2. Continuing Disability Review (CDR) backlog. SSA is required to conduct periodic reviews to determine if existing beneficiaries should continue receiving benefits. Resource constraints contributed to SSA’s backlog of more than 1.5 million medical CDRs in FY2010. SSA’s Office of the Inspector General estimated that clearing the CDR backlog would save $15.8 billion in improperly paid lifetime federal benefits.
3. Streamlining and improving the professional relationship with third-party representatives. Expert disability representatives help guide applicants through a government approval process, comply with rules and laws, and receive benefits they deserve. Two-thirds of SSDI applicants are denied benefits when they initially apply. By the time applicants reach the hearing level, about 80 percent have professional help. Similar to how tax preparers participate in IRS procedures and support taxpayers, SSDI representatives can help address the overwhelming administrative workload facing SSA.
4. Redesigning and funding back-to-work programs. SSA’s return-to-work incentives and Ticket to Work program have helped SSDI recipients who attempt a return to the workforce, ensuring their disability benefits are protected if their work effort fails. As of June 30, 2012, funding was discontinued for organizations in the Work Incentives Planning and Assistance (WIPA) program. The opportunity remains to redesign incentives and restore funding to help individuals receiving SSDI transition back into the workforce if their conditions improve. A key component of a successful return-to-work program may include aligning the SSDI application process more closely with these programs. Currently, claimants are encouraged to participate in the Ticket to Work program only after they have completed a lengthy wait and received their benefits.
“Debate about the Disability Insurance Trust Fund and system reform continues to heat up,” Allsup said. “We need to understand that these are very complex issues, and the challenges the new commissioner faces and solutions he or she proposes, have a real impact on those with disabilities. We can’t simply abandon deserving claimants who paid for their benefits when they were able to work.”

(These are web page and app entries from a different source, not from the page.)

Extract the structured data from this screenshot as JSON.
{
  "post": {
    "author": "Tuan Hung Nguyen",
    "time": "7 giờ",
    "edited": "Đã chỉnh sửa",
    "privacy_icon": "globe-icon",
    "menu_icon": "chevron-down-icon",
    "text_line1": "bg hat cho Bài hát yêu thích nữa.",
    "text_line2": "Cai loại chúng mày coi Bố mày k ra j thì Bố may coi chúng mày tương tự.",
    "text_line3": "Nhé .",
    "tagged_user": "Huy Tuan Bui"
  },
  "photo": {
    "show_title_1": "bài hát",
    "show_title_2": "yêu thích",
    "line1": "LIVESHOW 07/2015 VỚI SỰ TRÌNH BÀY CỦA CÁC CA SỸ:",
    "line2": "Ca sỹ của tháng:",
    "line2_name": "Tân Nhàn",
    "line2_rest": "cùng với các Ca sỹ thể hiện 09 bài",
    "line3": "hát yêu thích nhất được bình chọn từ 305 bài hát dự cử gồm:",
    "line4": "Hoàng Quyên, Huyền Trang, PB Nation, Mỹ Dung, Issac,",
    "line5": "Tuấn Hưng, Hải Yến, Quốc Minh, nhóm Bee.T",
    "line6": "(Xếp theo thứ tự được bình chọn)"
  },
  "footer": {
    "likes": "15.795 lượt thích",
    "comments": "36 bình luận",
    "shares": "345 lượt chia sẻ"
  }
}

SSDI is a federally mandated disability insurance program overseen by the SSA that operates separately from the retirement and Supplemental Security Income (SSI) programs. SSDI provides monthly benefits to individuals who are under full retirement age (age 65 or older) and who can no longer work because of a severe disability expected to last for more than 12 months or is terminal. Individuals pay for this federal insurance coverage through their FICA payroll taxes.
The average age of a beneficiary is 53, with men and women almost equally represented. The average monthly benefit was $1,130 in January 2013. The SSDI application process has up to five stages. In FY 2012, average wait times for claimants were 102 days at the initial application, 353 days at the hearing level, and 393 days at the Appeals Council.
For more information about Social Security Disability Insurance eligibility, contact Allsup’s Disability Evaluation Center at (800) 678-3276.
Allsup is a nationwide provider of Social Security disability, veterans disability appeal, Medicare and Medicare Secondary Payer compliance services for individuals, employers and insurance carriers. Founded in 1984, Allsup employs more than 800 professionals who deliver specialized services supporting people with disabilities and seniors so they may lead lives that are as financially secure and as healthy as possible. The company is based in Belleville, Ill., near St. Louis. For more information, go to http://www.Allsup.com or visit Allsup on Facebook at http://www.facebook.com/Allsupinc.